### [INFORMATION PROVIDED]
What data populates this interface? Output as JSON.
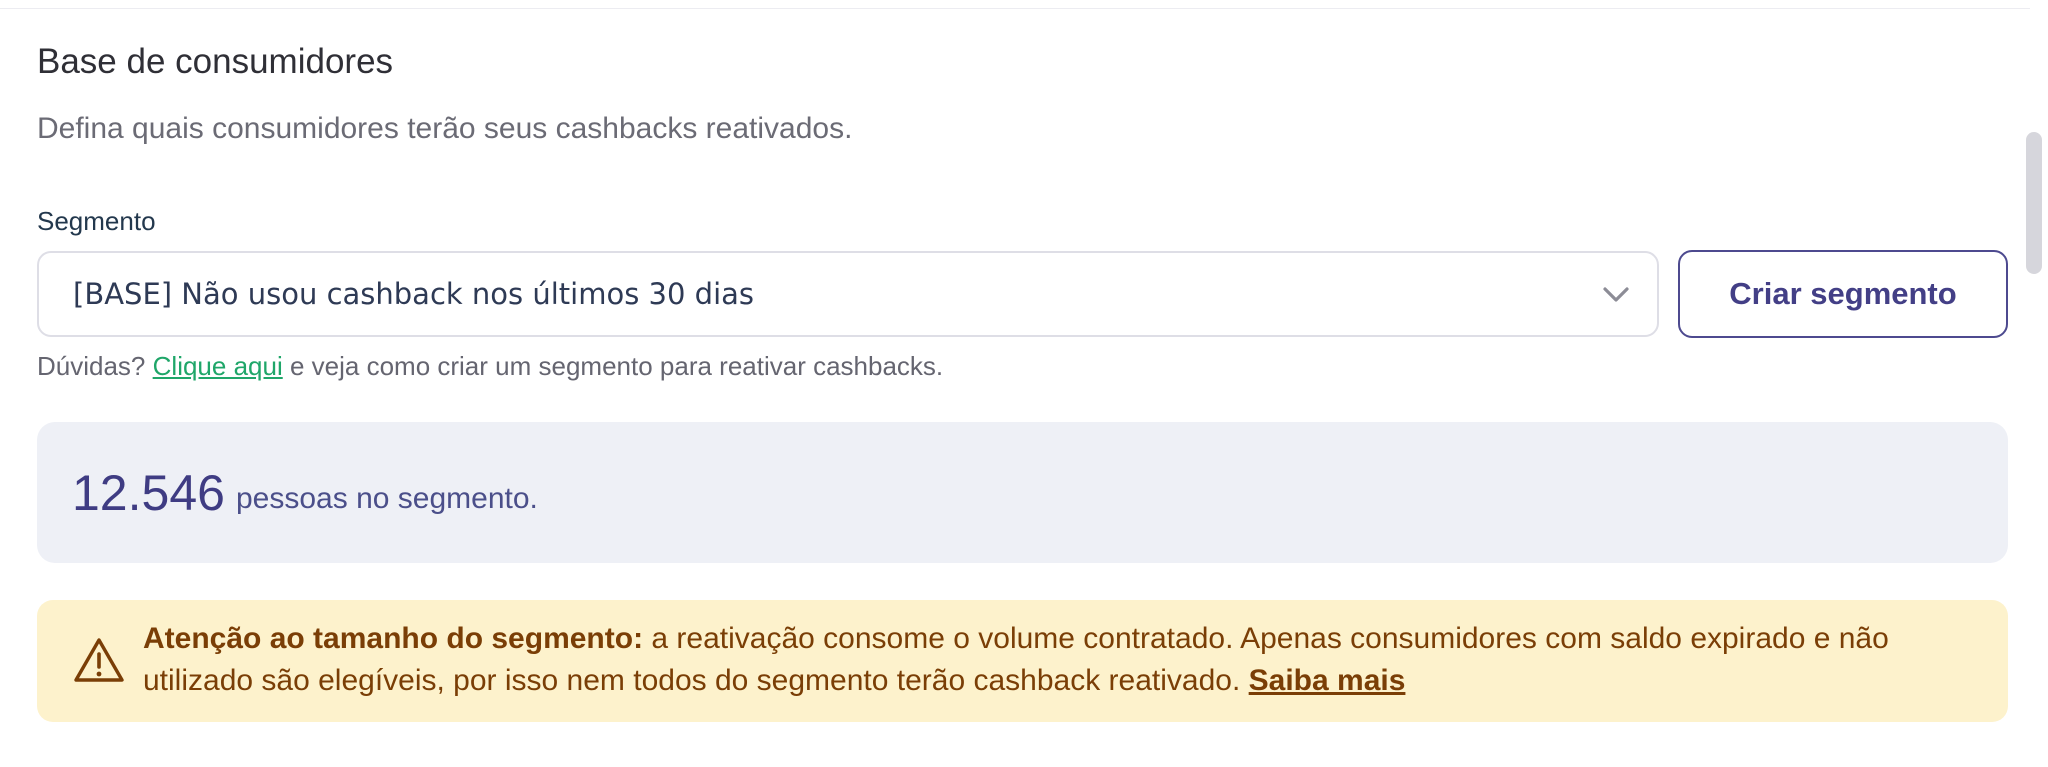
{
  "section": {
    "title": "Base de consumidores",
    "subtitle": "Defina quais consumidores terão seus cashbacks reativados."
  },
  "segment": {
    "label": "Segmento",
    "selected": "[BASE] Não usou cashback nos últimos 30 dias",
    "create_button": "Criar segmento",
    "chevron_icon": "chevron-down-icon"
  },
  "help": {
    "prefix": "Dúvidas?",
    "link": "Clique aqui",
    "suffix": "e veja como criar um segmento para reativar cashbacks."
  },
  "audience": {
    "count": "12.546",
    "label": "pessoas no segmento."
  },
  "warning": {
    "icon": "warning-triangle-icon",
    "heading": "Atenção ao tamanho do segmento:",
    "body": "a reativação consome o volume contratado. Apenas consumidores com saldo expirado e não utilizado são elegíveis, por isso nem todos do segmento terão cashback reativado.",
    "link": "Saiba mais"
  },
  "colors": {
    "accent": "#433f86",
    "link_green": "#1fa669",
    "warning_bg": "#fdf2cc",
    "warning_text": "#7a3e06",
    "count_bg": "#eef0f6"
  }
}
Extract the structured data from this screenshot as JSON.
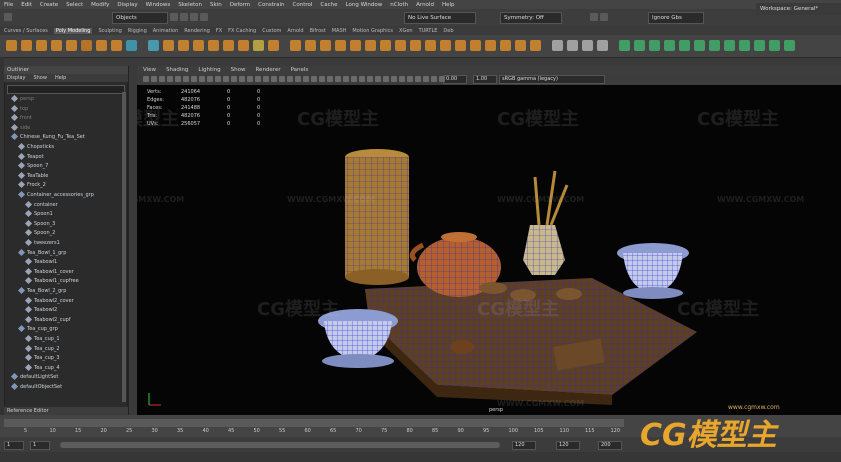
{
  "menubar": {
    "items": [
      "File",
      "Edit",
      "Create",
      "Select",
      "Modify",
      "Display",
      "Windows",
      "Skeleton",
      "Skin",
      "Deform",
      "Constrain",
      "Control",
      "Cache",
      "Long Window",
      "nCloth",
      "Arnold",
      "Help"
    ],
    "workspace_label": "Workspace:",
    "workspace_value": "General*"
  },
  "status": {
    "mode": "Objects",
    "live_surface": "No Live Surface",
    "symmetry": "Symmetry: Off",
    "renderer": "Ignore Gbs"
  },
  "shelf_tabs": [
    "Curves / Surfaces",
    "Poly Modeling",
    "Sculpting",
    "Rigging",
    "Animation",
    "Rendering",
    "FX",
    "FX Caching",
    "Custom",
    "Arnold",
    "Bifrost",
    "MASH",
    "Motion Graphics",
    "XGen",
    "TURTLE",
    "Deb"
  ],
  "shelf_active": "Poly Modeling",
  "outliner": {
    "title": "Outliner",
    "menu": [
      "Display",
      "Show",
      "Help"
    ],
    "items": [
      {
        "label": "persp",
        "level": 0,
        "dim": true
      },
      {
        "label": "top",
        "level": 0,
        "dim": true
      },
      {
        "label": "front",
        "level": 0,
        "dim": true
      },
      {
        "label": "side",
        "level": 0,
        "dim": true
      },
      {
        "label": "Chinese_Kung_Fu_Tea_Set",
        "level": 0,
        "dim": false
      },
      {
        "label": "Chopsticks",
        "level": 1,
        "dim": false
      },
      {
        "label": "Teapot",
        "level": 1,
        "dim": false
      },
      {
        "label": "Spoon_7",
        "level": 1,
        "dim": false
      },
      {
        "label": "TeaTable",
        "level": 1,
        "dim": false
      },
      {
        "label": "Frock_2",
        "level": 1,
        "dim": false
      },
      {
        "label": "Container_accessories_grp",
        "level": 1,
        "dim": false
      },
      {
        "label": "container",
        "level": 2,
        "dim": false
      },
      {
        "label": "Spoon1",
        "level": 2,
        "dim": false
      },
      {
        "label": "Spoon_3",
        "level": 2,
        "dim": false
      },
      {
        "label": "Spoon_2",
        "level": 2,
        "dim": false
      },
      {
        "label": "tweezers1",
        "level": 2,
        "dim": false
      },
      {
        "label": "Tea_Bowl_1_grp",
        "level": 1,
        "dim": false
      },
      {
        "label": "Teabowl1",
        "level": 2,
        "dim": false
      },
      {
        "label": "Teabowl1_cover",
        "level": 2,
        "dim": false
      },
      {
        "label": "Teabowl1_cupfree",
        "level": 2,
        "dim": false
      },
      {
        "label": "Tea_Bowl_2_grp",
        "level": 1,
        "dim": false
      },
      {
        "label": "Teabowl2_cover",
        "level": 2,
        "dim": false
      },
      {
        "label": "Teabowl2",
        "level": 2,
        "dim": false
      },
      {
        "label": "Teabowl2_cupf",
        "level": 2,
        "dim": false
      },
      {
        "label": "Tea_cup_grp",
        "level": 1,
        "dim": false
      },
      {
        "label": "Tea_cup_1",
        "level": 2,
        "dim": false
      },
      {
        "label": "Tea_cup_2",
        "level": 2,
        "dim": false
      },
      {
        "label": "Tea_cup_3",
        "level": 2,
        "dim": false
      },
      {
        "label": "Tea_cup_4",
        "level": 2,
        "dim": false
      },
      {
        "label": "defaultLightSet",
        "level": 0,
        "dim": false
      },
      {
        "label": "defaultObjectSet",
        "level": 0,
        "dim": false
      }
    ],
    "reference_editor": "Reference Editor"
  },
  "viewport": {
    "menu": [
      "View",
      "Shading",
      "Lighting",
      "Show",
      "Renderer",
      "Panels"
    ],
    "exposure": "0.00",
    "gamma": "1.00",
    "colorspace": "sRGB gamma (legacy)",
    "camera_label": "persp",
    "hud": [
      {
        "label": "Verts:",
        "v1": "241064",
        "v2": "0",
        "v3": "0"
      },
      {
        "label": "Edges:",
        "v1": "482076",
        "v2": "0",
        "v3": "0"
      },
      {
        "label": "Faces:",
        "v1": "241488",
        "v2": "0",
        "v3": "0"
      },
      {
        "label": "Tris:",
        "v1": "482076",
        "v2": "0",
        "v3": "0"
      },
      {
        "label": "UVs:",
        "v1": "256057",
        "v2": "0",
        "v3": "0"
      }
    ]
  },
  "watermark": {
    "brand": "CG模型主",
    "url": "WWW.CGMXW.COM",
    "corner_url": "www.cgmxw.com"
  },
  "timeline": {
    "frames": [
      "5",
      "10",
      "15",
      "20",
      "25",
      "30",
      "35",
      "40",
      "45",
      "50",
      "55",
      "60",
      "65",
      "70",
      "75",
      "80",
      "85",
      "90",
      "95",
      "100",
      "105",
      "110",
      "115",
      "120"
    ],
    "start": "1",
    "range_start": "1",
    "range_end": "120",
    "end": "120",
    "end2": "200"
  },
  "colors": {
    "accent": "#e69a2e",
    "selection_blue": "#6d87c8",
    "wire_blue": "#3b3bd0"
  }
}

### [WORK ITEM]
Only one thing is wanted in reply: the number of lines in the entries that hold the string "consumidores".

### [RESPONSE FOR THIS EXERCISE]
3